Lowland areas are usually flooded to depths of about 50 cm (shallow rainfed lowland, and medium-deep) and the limitations to crop production associated with extensively low reduction potentials and partly because of low phosphorus availability.
In the ‘deep-water’ (flooding to depths of 50 to 100 cm) and ‘very deep-water’ or ‘floating’ (water depth more than 100 cm) areas, the principal problem of rice production is the tendency for the rice crop to be submerged for periods of up to 10 days or more.
(2) Poor aeration:
Due to water-logging, a part of the soil air moves out into the atmosphere as it is displaced by the incoming water. Inadequate supply of oxygen either retards or ceases plant growth as the accumulated carbon dioxide hampers the growth of the plant roots. Poor aeration results in the development of toxin and other injurious substances. Only rice plants can survive poor aeration due to water-logging.
(3) Soil structure:
Continuous water stagnation destroys the soil structure and makes the soil compact.
(4) Soil temperature:
Water-logging lowers down the soil temperature. Moist soils have a higher specific heat than dry soils. Consequently, a moist soil has lower temperature than dry soil. Low temperature affects the microorganism activity which consequently lowered the rate of nitrogen-fixation.
(5) Soil pH:
There are reversible pH change of the flooded soils, pH tends to increase in acid soils and decrease in alkaline soils, undoubtedly pH is alter towards normal.
(6) Availability of nutrients:
Nitrogen. Nitrogen deficiency is extremely common in water-logged soils. Due to lower temperature and reduced condition, mineralization of organic N is affected.
The inorganic forms of P are usually present at higher levels in flooded soils than in upland soils. An experiment showed that reduction of the soil by flooding decreases P absorption by 28-70%.
K response is apparent in many lowland soils. Flooding and puddling of the soils during lowland preparation may considerably increase the soil solution concentration of K because of displacement of exchangeable K by the large amounts of Fe++ and Mn++ in the soil solution.
Sulphur deficiency has been reported from many lowland areas. The reduction of SO4– in flooded soils has three implications for rice culture; the supply may become insufficient, Zn and Cu may be immobilized, and H2Stoxicity may arise particularly in soils low in Fe.
Widespread deficiency of Zn to rice crop in wetland conditions is reported. Zinc is most frequently deficient in alkaline soils.
Iron and Manganese:
Fe++ and Mn++ an available in excess causing toxicity to the plant.

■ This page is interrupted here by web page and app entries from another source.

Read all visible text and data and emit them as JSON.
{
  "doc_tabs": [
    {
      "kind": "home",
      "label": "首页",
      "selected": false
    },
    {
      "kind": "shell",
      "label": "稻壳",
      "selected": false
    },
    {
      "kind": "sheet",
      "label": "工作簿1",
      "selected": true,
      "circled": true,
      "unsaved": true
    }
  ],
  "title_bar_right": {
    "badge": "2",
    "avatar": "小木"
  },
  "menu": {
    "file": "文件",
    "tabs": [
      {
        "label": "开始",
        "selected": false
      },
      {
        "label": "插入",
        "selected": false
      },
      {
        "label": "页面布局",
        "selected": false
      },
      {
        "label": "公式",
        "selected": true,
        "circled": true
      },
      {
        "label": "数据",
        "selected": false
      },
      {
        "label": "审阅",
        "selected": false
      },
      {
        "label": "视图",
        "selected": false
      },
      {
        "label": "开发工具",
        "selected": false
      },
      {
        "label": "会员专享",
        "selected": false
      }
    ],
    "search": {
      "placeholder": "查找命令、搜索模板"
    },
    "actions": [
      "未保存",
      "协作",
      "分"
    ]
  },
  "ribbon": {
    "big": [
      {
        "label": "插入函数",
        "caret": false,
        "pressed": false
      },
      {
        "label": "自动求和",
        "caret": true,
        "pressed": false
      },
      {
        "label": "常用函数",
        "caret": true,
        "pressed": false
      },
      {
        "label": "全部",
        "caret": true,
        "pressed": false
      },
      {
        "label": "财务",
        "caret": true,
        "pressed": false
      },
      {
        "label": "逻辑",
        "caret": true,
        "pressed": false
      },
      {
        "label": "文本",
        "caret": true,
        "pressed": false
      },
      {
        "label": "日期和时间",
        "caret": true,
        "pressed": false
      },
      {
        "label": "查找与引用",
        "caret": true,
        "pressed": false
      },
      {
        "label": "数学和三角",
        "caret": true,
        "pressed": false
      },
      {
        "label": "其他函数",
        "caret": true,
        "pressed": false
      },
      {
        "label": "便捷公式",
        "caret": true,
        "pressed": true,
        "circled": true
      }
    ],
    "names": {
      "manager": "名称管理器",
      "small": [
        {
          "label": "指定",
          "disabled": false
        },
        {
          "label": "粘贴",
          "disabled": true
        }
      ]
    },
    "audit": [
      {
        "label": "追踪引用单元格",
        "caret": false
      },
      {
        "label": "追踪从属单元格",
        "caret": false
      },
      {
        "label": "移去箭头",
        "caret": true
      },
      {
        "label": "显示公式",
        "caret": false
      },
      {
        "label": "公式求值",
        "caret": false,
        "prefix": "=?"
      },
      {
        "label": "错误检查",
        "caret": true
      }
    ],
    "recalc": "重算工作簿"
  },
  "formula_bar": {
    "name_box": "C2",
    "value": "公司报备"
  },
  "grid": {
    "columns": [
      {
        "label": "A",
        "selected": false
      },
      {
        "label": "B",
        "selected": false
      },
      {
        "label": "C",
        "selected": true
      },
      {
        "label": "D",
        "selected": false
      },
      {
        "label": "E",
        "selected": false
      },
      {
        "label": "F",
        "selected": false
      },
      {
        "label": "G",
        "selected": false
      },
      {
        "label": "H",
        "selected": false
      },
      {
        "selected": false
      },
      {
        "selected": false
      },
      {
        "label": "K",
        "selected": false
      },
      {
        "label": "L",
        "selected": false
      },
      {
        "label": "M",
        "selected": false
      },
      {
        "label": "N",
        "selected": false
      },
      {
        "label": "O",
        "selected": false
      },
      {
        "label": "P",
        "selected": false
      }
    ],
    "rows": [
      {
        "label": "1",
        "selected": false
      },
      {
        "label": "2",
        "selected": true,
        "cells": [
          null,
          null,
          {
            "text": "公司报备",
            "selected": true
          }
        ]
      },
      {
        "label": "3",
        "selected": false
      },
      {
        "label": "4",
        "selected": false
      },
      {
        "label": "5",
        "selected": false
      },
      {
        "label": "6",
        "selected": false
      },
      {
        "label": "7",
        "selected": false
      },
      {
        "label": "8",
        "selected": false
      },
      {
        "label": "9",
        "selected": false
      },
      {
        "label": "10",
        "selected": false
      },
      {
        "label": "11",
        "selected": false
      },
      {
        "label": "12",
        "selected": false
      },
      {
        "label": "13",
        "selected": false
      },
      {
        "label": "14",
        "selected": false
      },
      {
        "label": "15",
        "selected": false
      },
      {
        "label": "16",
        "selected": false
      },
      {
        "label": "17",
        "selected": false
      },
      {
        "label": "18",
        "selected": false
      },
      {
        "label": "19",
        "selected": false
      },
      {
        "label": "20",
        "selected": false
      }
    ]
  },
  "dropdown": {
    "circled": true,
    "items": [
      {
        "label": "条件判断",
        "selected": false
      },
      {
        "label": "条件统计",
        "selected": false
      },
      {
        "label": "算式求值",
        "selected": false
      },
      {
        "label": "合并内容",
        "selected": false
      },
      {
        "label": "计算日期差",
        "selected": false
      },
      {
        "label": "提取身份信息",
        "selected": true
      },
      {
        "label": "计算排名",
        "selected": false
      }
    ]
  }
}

Salinity is an important constraint to rice production in many coastal lowlands as well as in some poorly drained in land areas.
(8) Effect on crops:
Under water-logged condition all field crops cannot survive due to poor aeration and unavailability of nutrients to the plant. Only rice is an exception.